The thought of eating Chris Cosentino’s food is, for me, an endlessly thrilling prospect. The thought of making that food, on the other hand — and working alongside him — was more nerve-wracking than I can articulate. I’m intensely perfectionistic. And while Ruth, Francis, and I didn’t know which chef we’d be paired with ahead of time, what we did know was that we’d be cooking on camera, and that our own successes and failures would be those of our to-be-determined chef partner. I’ll be honest: I didn’'t sleep the night before. At about 4:30 a.m. I sat up and made a promise to myself. Come what may, I thought, I was going to win.
I found out about three seconds before walking onto the set that I’d be paired with Chris, and as soon as I took my position at our station, the rest of the world fell away. I spent the minute or two before the starting bell familiarizing myself with the space -- checking out what knives were located where, figuring out how the heating element worked. So when the challenge began, I felt ready to face whatever Chris was going to throw at me.

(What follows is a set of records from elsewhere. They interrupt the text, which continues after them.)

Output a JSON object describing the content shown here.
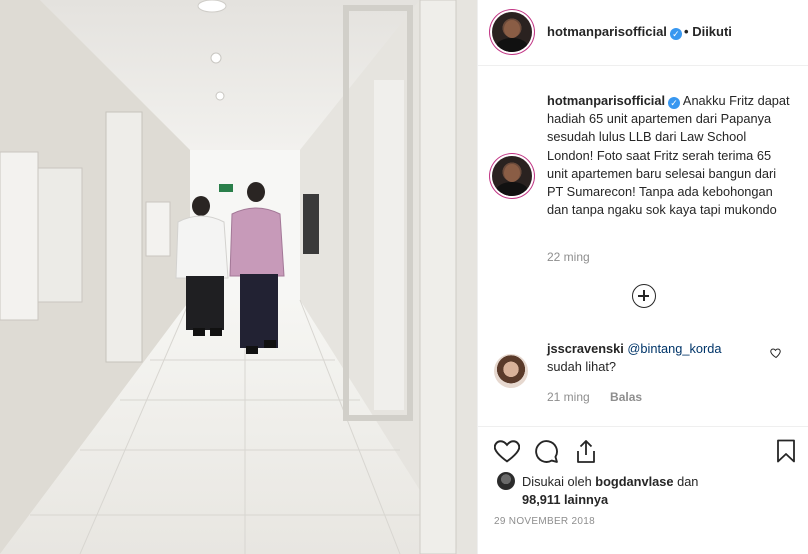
{
  "post": {
    "username": "hotmanparisofficial",
    "follow_separator": "•",
    "follow_status": "Diikuti"
  },
  "caption": {
    "username": "hotmanparisofficial",
    "text": "Anakku Fritz dapat hadiah 65 unit apartemen dari Papanya sesudah lulus LLB dari Law School London! Foto saat Fritz serah terima 65 unit apartemen baru selesai bangun dari PT Sumarecon! Tanpa ada kebohongan dan tanpa ngaku sok kaya tapi mukondo",
    "time": "22 ming"
  },
  "comment": {
    "username": "jsscravenski",
    "mention": "@bintang_korda",
    "text": "sudah lihat?",
    "time": "21 ming",
    "reply_label": "Balas"
  },
  "likes": {
    "prefix": "Disukai oleh",
    "user": "bogdanvlase",
    "middle": "dan",
    "count": "98,911",
    "suffix": "lainnya"
  },
  "date": "29 NOVEMBER 2018",
  "icons": {
    "verified": "verified-badge",
    "like": "heart-icon",
    "comment": "comment-icon",
    "share": "share-icon",
    "save": "bookmark-icon",
    "load_more": "plus-circle-icon"
  },
  "colors": {
    "verified": "#3897f0",
    "text": "#262626",
    "muted": "#8e8e8e"
  }
}
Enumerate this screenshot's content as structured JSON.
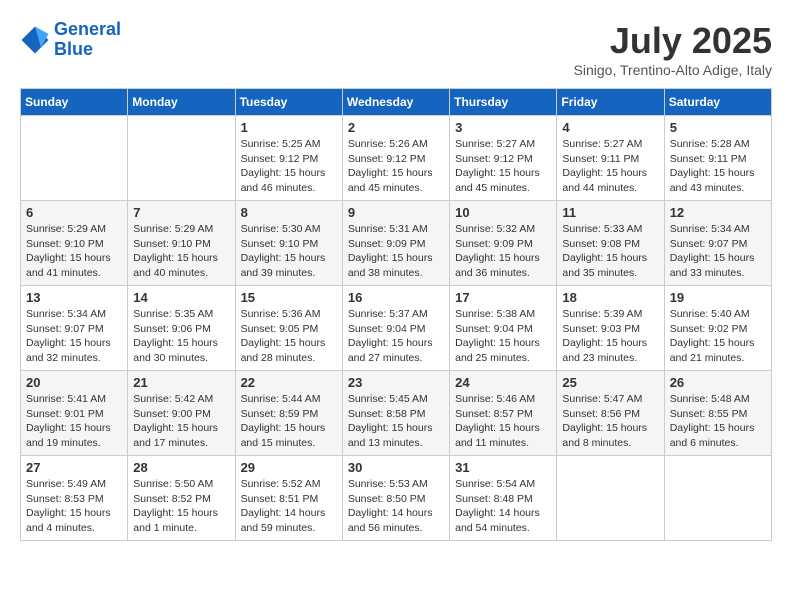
{
  "logo": {
    "line1": "General",
    "line2": "Blue"
  },
  "title": "July 2025",
  "subtitle": "Sinigo, Trentino-Alto Adige, Italy",
  "days_header": [
    "Sunday",
    "Monday",
    "Tuesday",
    "Wednesday",
    "Thursday",
    "Friday",
    "Saturday"
  ],
  "weeks": [
    [
      {
        "day": "",
        "info": ""
      },
      {
        "day": "",
        "info": ""
      },
      {
        "day": "1",
        "info": "Sunrise: 5:25 AM\nSunset: 9:12 PM\nDaylight: 15 hours\nand 46 minutes."
      },
      {
        "day": "2",
        "info": "Sunrise: 5:26 AM\nSunset: 9:12 PM\nDaylight: 15 hours\nand 45 minutes."
      },
      {
        "day": "3",
        "info": "Sunrise: 5:27 AM\nSunset: 9:12 PM\nDaylight: 15 hours\nand 45 minutes."
      },
      {
        "day": "4",
        "info": "Sunrise: 5:27 AM\nSunset: 9:11 PM\nDaylight: 15 hours\nand 44 minutes."
      },
      {
        "day": "5",
        "info": "Sunrise: 5:28 AM\nSunset: 9:11 PM\nDaylight: 15 hours\nand 43 minutes."
      }
    ],
    [
      {
        "day": "6",
        "info": "Sunrise: 5:29 AM\nSunset: 9:10 PM\nDaylight: 15 hours\nand 41 minutes."
      },
      {
        "day": "7",
        "info": "Sunrise: 5:29 AM\nSunset: 9:10 PM\nDaylight: 15 hours\nand 40 minutes."
      },
      {
        "day": "8",
        "info": "Sunrise: 5:30 AM\nSunset: 9:10 PM\nDaylight: 15 hours\nand 39 minutes."
      },
      {
        "day": "9",
        "info": "Sunrise: 5:31 AM\nSunset: 9:09 PM\nDaylight: 15 hours\nand 38 minutes."
      },
      {
        "day": "10",
        "info": "Sunrise: 5:32 AM\nSunset: 9:09 PM\nDaylight: 15 hours\nand 36 minutes."
      },
      {
        "day": "11",
        "info": "Sunrise: 5:33 AM\nSunset: 9:08 PM\nDaylight: 15 hours\nand 35 minutes."
      },
      {
        "day": "12",
        "info": "Sunrise: 5:34 AM\nSunset: 9:07 PM\nDaylight: 15 hours\nand 33 minutes."
      }
    ],
    [
      {
        "day": "13",
        "info": "Sunrise: 5:34 AM\nSunset: 9:07 PM\nDaylight: 15 hours\nand 32 minutes."
      },
      {
        "day": "14",
        "info": "Sunrise: 5:35 AM\nSunset: 9:06 PM\nDaylight: 15 hours\nand 30 minutes."
      },
      {
        "day": "15",
        "info": "Sunrise: 5:36 AM\nSunset: 9:05 PM\nDaylight: 15 hours\nand 28 minutes."
      },
      {
        "day": "16",
        "info": "Sunrise: 5:37 AM\nSunset: 9:04 PM\nDaylight: 15 hours\nand 27 minutes."
      },
      {
        "day": "17",
        "info": "Sunrise: 5:38 AM\nSunset: 9:04 PM\nDaylight: 15 hours\nand 25 minutes."
      },
      {
        "day": "18",
        "info": "Sunrise: 5:39 AM\nSunset: 9:03 PM\nDaylight: 15 hours\nand 23 minutes."
      },
      {
        "day": "19",
        "info": "Sunrise: 5:40 AM\nSunset: 9:02 PM\nDaylight: 15 hours\nand 21 minutes."
      }
    ],
    [
      {
        "day": "20",
        "info": "Sunrise: 5:41 AM\nSunset: 9:01 PM\nDaylight: 15 hours\nand 19 minutes."
      },
      {
        "day": "21",
        "info": "Sunrise: 5:42 AM\nSunset: 9:00 PM\nDaylight: 15 hours\nand 17 minutes."
      },
      {
        "day": "22",
        "info": "Sunrise: 5:44 AM\nSunset: 8:59 PM\nDaylight: 15 hours\nand 15 minutes."
      },
      {
        "day": "23",
        "info": "Sunrise: 5:45 AM\nSunset: 8:58 PM\nDaylight: 15 hours\nand 13 minutes."
      },
      {
        "day": "24",
        "info": "Sunrise: 5:46 AM\nSunset: 8:57 PM\nDaylight: 15 hours\nand 11 minutes."
      },
      {
        "day": "25",
        "info": "Sunrise: 5:47 AM\nSunset: 8:56 PM\nDaylight: 15 hours\nand 8 minutes."
      },
      {
        "day": "26",
        "info": "Sunrise: 5:48 AM\nSunset: 8:55 PM\nDaylight: 15 hours\nand 6 minutes."
      }
    ],
    [
      {
        "day": "27",
        "info": "Sunrise: 5:49 AM\nSunset: 8:53 PM\nDaylight: 15 hours\nand 4 minutes."
      },
      {
        "day": "28",
        "info": "Sunrise: 5:50 AM\nSunset: 8:52 PM\nDaylight: 15 hours\nand 1 minute."
      },
      {
        "day": "29",
        "info": "Sunrise: 5:52 AM\nSunset: 8:51 PM\nDaylight: 14 hours\nand 59 minutes."
      },
      {
        "day": "30",
        "info": "Sunrise: 5:53 AM\nSunset: 8:50 PM\nDaylight: 14 hours\nand 56 minutes."
      },
      {
        "day": "31",
        "info": "Sunrise: 5:54 AM\nSunset: 8:48 PM\nDaylight: 14 hours\nand 54 minutes."
      },
      {
        "day": "",
        "info": ""
      },
      {
        "day": "",
        "info": ""
      }
    ]
  ]
}
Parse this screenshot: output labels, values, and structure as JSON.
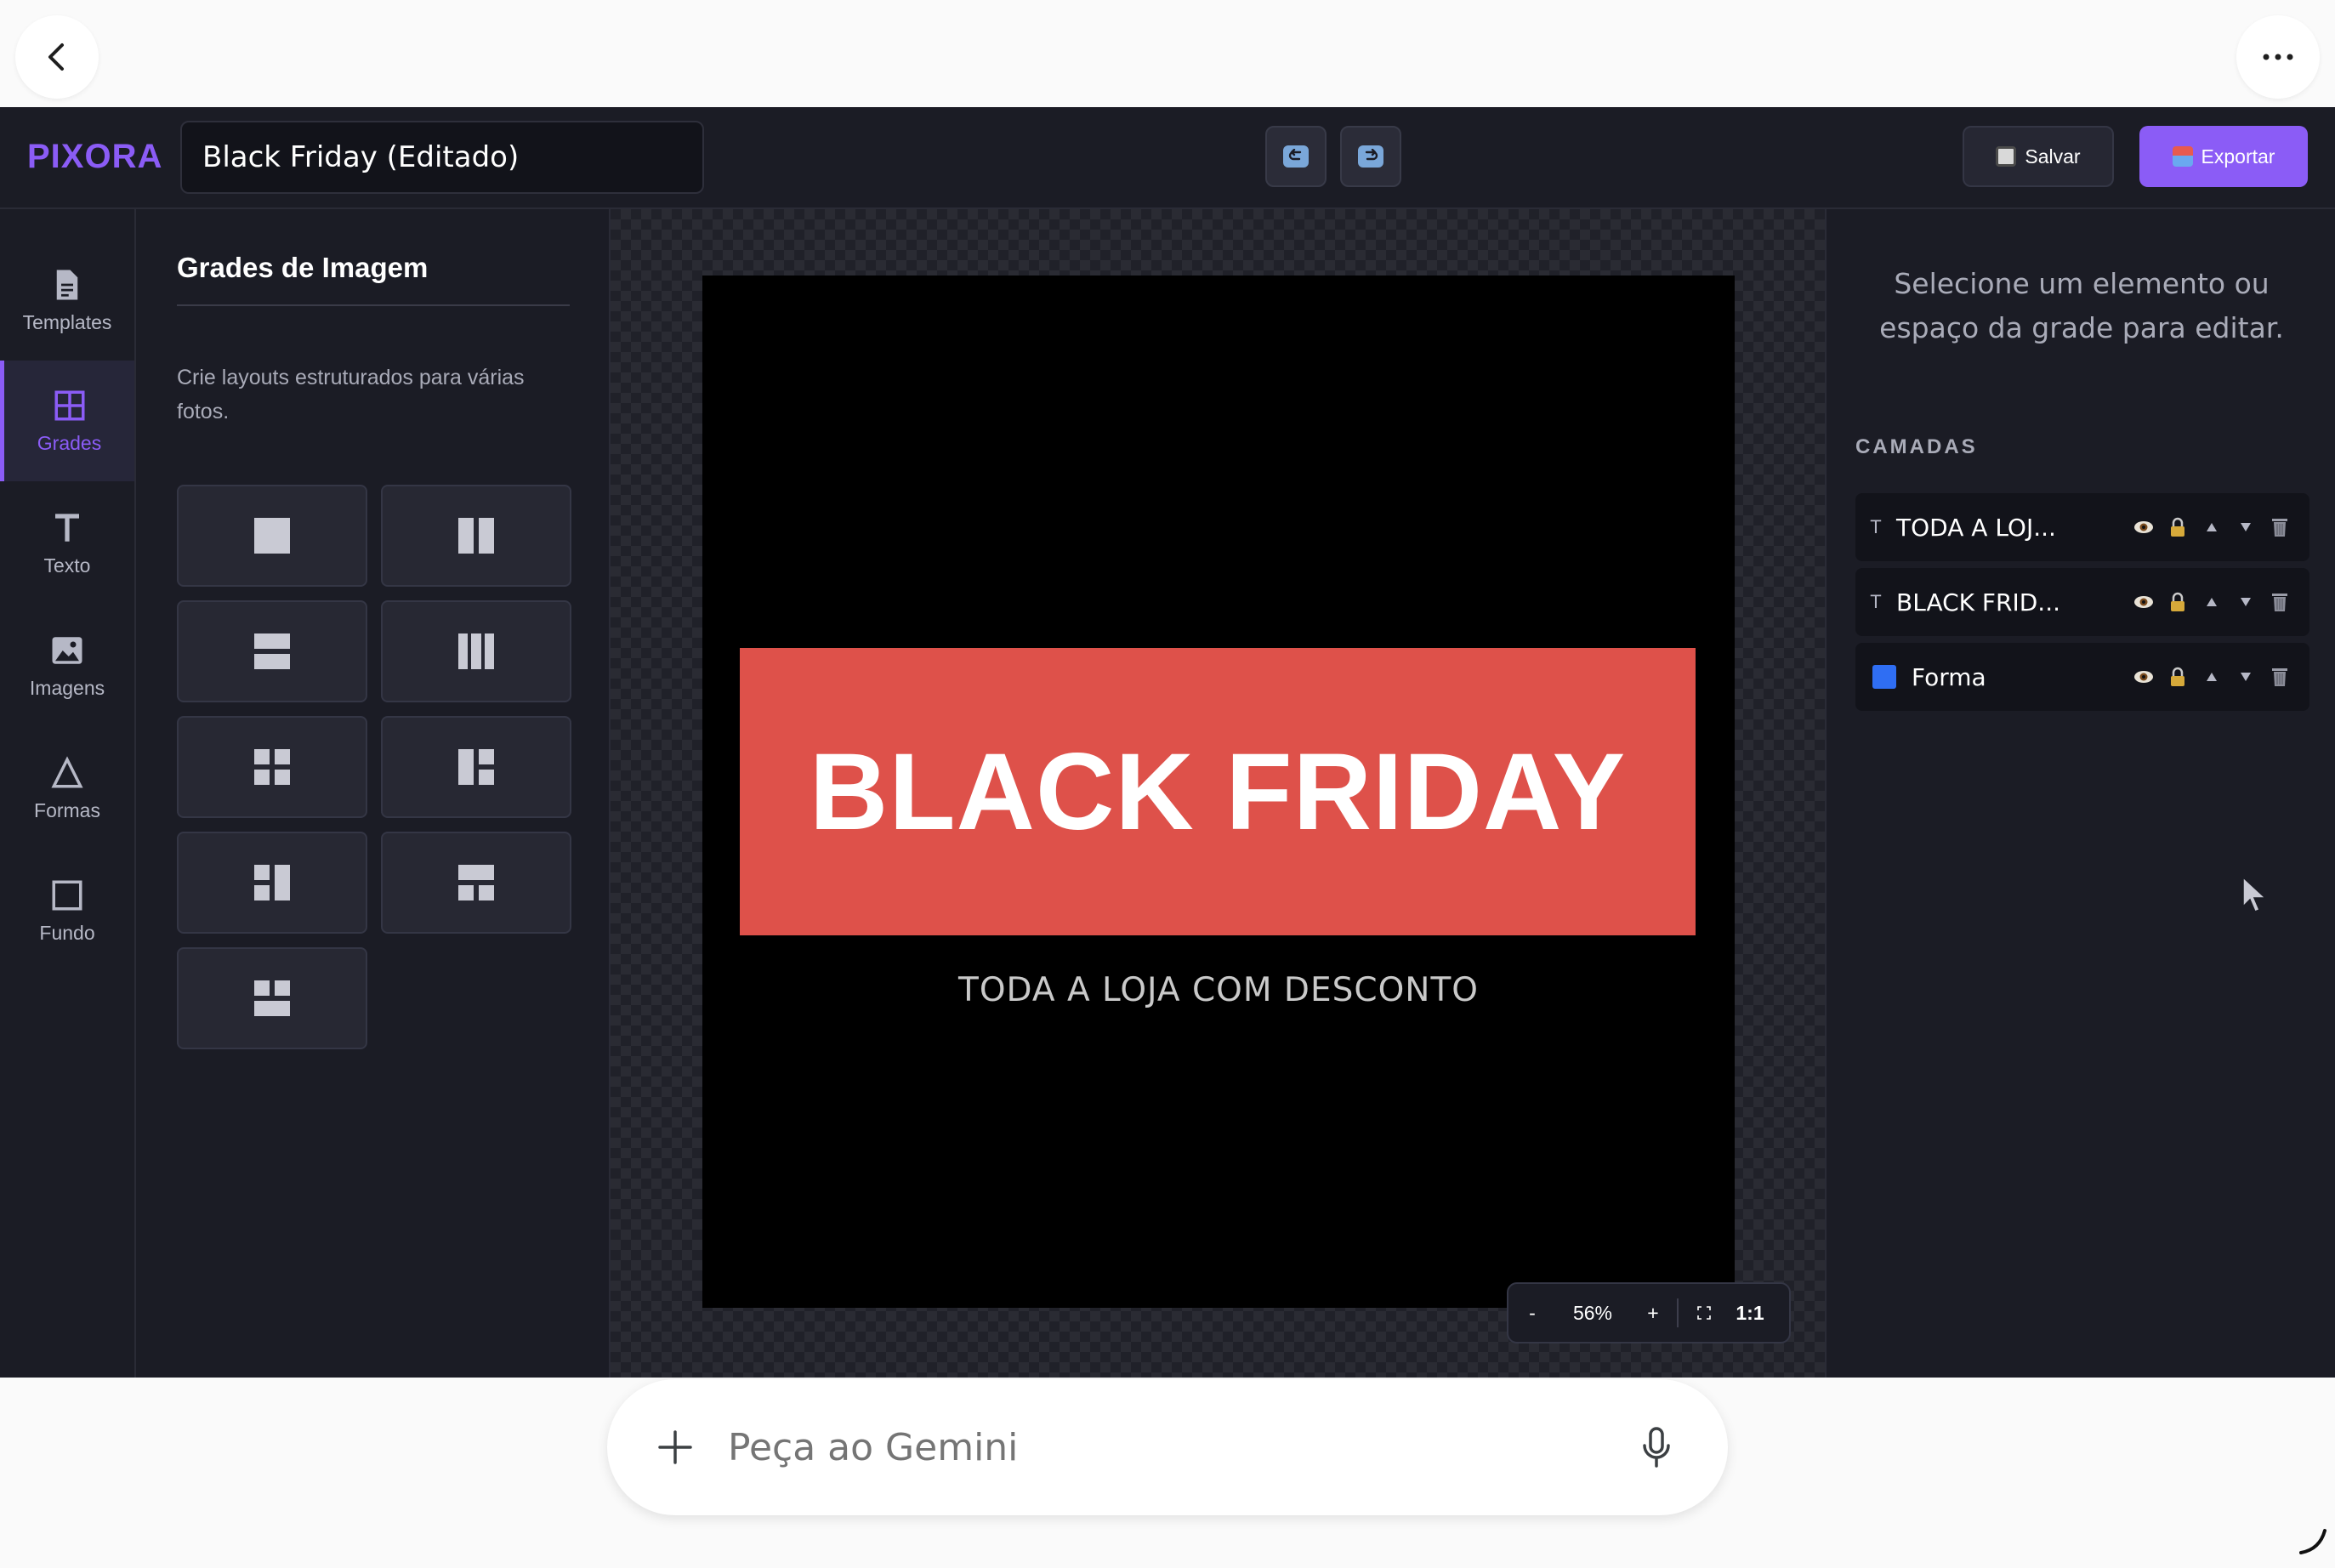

Something about the construction of the space made it almost impossible for anyone to hear anything else, which made a tough situation even tougher. (It wasn't entirely helped by the Southern accent I adopted that Chris couldn’t place — at the producers' request, we disguised our voices, and I chose to pay homage to the rural Oklahoma town where I lived for two years as a kid.) Still, I felt throughout the challenge that I was in entirely safe hands. Chris is a natural teacher — a great gift, and one that I was not a little surprised to find in him. He has a calm, deliberate, very thoughtful way of conveying his ideas, with an amazing degree of insight to what it is that the student needs to hear in order to get the job done. At each step along the way, he made sure I right there with him: “Do you see the celery? Do you have the celery? Is it actually in your hands?” His patience paid off. Our final plates looked pretty great, if I do say so myself, and Chris won the challenge.When I watched this episode, I realized that the patience and clarity from which I benefitted during the Quickfire was on display times ten during the elimination challenge. While Chris’s team’s final plate of food wasn’t my favorite — I found the pork to be slightly overcooked, the hazelnuts not integrated enough into the flavors, and that poor, prematurely-plated salad was a shadow of its former self by the time it finally landed in front of me — it was evident that the students with whom he worked learned a tremendous amount at his side. During filming, the only interaction we had with these folks was during the moments when they presented their dish, and Chris’s team looked exhausted but exhilarated, bright-eyed with a renewed enthusiasm for cooking that was palpable all the way to the Critics' Table.
Kerry and Lorena took their own very different tactics with their student chefs. Kerry treated his as if they already had jobs at his restaurant: he expected perfection, and he expected it quickly. To my great admiration, these high school kids rose to the challenge, producing an elegant plate of food that included quite honestly the best creamed spinach I have ever had, bright and aromatic without the cloying heaviness that the dish so often has. It was the clear winning plate of food, further proof of Kerry’s role on the show as the king of quietly refined cuisine.
Lorena was Kerry’s diametric opposite. Where he pushed his team hard, she was perhaps too hands-off. The lasagna and salad she and her team created was extraordinary, without a doubt — it was my favorite dish of the three by a long shot, with an exhilarating complexity of flavor that was perfectly balanced by the bright arugula salad — but Lorena’s reluctance to reconceptualize her team’s original dish wound up hurting her. The challenge, after all, was to take the students’ creations and lift them up. Her lasagna was a thing of beauty, but both Kerry and Chris took more creative approaches, and as a result led their teams to areas of slightly higher elevation.And so here we are facing the final episode, and it feels so, so right: Kerry and Chris, two chefs who are so different in their style, so different in their approach to food and cooking and the world. And yet there’s a fundamental similarity to their core, a synchronicity in their commitment to the kitchen and to the diner. I don’t know if I’ve ever looked forward to a final showdown quite as much as I have this one. I can’t wait.